(App and web page records)
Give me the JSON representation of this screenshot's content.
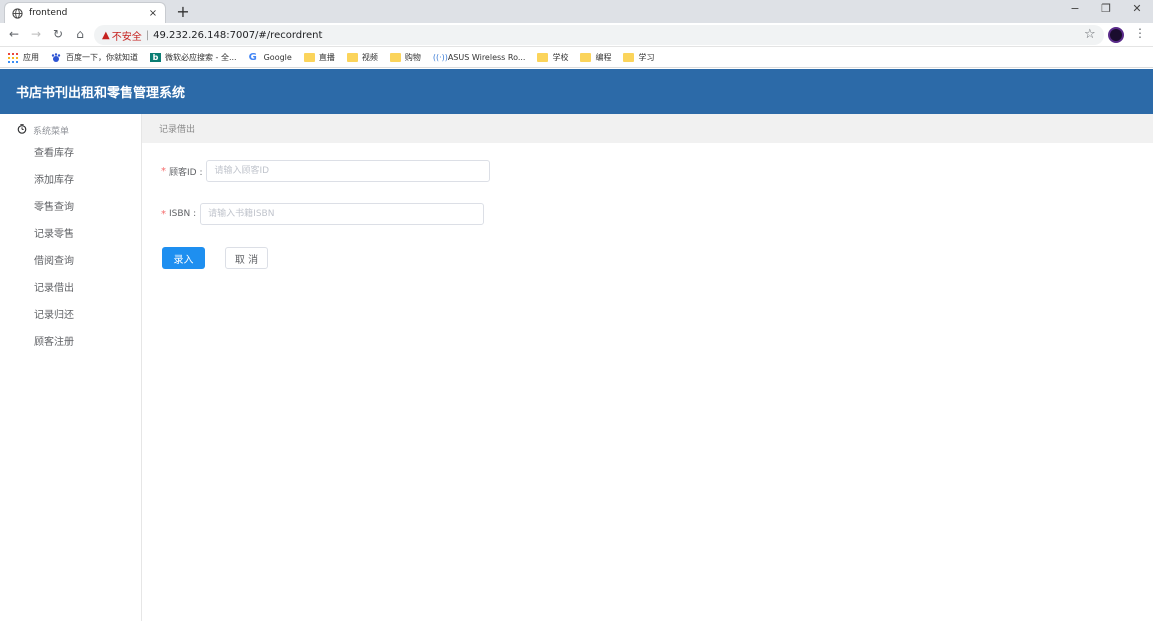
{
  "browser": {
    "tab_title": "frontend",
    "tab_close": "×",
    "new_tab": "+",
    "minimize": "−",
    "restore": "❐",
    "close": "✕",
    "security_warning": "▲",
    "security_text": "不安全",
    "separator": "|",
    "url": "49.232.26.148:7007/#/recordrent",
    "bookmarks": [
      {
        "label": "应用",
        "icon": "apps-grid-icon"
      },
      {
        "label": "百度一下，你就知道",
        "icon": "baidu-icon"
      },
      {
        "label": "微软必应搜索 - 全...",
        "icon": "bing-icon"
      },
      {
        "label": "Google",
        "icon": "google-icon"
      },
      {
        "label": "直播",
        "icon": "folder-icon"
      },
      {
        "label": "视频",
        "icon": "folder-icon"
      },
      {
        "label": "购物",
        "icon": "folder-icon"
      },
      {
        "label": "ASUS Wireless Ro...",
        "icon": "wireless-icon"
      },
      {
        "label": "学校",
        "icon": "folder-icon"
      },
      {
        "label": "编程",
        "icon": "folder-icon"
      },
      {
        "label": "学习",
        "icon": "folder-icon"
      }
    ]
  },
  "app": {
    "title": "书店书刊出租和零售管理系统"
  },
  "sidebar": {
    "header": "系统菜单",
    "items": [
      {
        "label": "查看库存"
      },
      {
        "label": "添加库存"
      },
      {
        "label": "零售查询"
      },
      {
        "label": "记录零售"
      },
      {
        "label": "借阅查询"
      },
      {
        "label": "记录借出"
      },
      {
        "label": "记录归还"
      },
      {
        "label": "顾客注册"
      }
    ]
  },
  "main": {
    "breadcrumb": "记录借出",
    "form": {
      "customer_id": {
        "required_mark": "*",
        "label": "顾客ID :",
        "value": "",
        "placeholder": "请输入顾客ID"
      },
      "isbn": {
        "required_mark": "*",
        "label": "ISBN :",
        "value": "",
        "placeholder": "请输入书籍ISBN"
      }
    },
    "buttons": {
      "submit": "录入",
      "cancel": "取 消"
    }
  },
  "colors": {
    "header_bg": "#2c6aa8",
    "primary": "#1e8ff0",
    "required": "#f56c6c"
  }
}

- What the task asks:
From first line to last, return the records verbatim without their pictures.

- Response to the task:
Give me the JSON representation of this screenshot's content.
{
  "browser": {
    "tab_title": "frontend",
    "tab_close": "×",
    "new_tab": "+",
    "minimize": "−",
    "restore": "❐",
    "close": "✕",
    "security_warning": "▲",
    "security_text": "不安全",
    "separator": "|",
    "url": "49.232.26.148:7007/#/recordrent",
    "bookmarks": [
      {
        "label": "应用",
        "icon": "apps-grid-icon"
      },
      {
        "label": "百度一下，你就知道",
        "icon": "baidu-icon"
      },
      {
        "label": "微软必应搜索 - 全...",
        "icon": "bing-icon"
      },
      {
        "label": "Google",
        "icon": "google-icon"
      },
      {
        "label": "直播",
        "icon": "folder-icon"
      },
      {
        "label": "视频",
        "icon": "folder-icon"
      },
      {
        "label": "购物",
        "icon": "folder-icon"
      },
      {
        "label": "ASUS Wireless Ro...",
        "icon": "wireless-icon"
      },
      {
        "label": "学校",
        "icon": "folder-icon"
      },
      {
        "label": "编程",
        "icon": "folder-icon"
      },
      {
        "label": "学习",
        "icon": "folder-icon"
      }
    ]
  },
  "app": {
    "title": "书店书刊出租和零售管理系统"
  },
  "sidebar": {
    "header": "系统菜单",
    "items": [
      {
        "label": "查看库存"
      },
      {
        "label": "添加库存"
      },
      {
        "label": "零售查询"
      },
      {
        "label": "记录零售"
      },
      {
        "label": "借阅查询"
      },
      {
        "label": "记录借出"
      },
      {
        "label": "记录归还"
      },
      {
        "label": "顾客注册"
      }
    ]
  },
  "main": {
    "breadcrumb": "记录借出",
    "form": {
      "customer_id": {
        "required_mark": "*",
        "label": "顾客ID :",
        "value": "",
        "placeholder": "请输入顾客ID"
      },
      "isbn": {
        "required_mark": "*",
        "label": "ISBN :",
        "value": "",
        "placeholder": "请输入书籍ISBN"
      }
    },
    "buttons": {
      "submit": "录入",
      "cancel": "取 消"
    }
  },
  "colors": {
    "header_bg": "#2c6aa8",
    "primary": "#1e8ff0",
    "required": "#f56c6c"
  }
}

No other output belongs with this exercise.